Phoenix, a team drastically in need of a point guard, passed up the chance to draft a good one at No. 6 in Coby White in exchange for a fine role player? This selection is frankly awful.
Johnson is the oldest player expected to go in the first round and simply doesn’t have enough upside to warrant a pick this high. He’s arguably the best shooter in this draft class, as a 6’8 forward who shot 46 percent on threes in his fourth year of college ball. He doesn’t offer much else outside of his shooting, though. Johnson lacks the physicality to make an impact defensively and will also struggle to finish through contact in the NBA. He also doesn’t create much off the dribble.
The Suns still don’t have a point guard, though it’s possible they target someone like D’Angelo Russell in free agency. Paired with Mikal Bridges, the Suns now have some shooters on the wing to surround Devin Booker. It might sound good on paper, but Johnson is simply too one dimensional to get picked this high.
I’m not sure where to begin here. The Suns traded T.J. Warren and a second-round pick to the Pacers for cash, and then traded the sixth pick to the Timberwolves for Dario Saric and the 11thpick, which they then used to draft sharpshooting guard Cameron Johnson from North Carolina. They already have Devin Booker, which makes the Johnson pick a head scratcher, especially when he went way higher than any of us thought he would. Most of my Rotoworld colleagues suggested I give the Suns an F- or even a G, but I didn’t take the bait.
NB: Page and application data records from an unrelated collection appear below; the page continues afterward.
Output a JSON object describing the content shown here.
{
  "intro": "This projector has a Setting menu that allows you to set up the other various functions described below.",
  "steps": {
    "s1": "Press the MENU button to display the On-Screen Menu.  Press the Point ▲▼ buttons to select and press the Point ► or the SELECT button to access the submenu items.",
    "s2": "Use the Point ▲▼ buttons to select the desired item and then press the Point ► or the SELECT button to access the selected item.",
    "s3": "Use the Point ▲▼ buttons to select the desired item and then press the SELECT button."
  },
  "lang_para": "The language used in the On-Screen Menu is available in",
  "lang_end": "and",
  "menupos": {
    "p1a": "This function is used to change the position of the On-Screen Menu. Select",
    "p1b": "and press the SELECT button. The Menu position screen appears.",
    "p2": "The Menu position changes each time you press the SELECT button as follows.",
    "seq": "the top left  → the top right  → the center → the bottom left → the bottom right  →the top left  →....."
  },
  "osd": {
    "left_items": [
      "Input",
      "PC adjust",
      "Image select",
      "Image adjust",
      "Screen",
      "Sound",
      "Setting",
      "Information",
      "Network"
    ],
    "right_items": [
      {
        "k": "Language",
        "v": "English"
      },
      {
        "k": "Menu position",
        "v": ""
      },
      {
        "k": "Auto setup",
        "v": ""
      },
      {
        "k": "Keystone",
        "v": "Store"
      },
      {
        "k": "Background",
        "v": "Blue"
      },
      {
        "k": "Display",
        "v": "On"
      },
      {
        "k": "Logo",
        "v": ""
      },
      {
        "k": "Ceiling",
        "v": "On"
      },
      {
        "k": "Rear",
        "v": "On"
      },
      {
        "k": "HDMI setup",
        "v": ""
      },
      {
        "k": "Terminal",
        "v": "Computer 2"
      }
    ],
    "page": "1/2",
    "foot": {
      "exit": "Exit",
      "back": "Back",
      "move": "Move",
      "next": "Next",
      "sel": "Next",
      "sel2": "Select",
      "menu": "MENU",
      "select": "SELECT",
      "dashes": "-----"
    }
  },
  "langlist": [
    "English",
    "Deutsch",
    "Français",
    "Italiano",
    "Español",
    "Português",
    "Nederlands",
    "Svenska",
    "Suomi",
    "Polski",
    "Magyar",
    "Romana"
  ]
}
The embattled franchise and fanbase has been beaten down enough, and a simple F should suffice.
Johnson will improve the Suns’ floor-spacing considerably and will be able to get on the court right away, but it remains to be seen whether the Suns actually needed to pull the trigger at No. 11 to get him or could have gotten him later, even all the way down at No. 32, the pick they gave up to move off of Warren’s salary.
My brother, some sort of finance/computer guy in Atlanta, Sixers fan:
You know how when some authors get writers block, they just write down anything and hope that eventually they will find their way back to the intended plot? I feel like that’s what the Suns front office is doing with all these moves.
Idk, I think that’s what they’re going for. How mad can you get at a franchise that you can’t tell whether they’re better or worse than the year before?
Phoenix continues to be Phoenix. On the bright side, Cam Johnson is perhaps the best shooter in this draft and it helps to have a legitimate skill. Unfortunately, that is the only above-average trait that Johnson brings to the table and, value-wise, taking him at No. 11 is very, very aggressive.
Most people hated them trading down to get Cam Johnson with only Dario Saric as the sweetener. But how else do you get to be the Suns?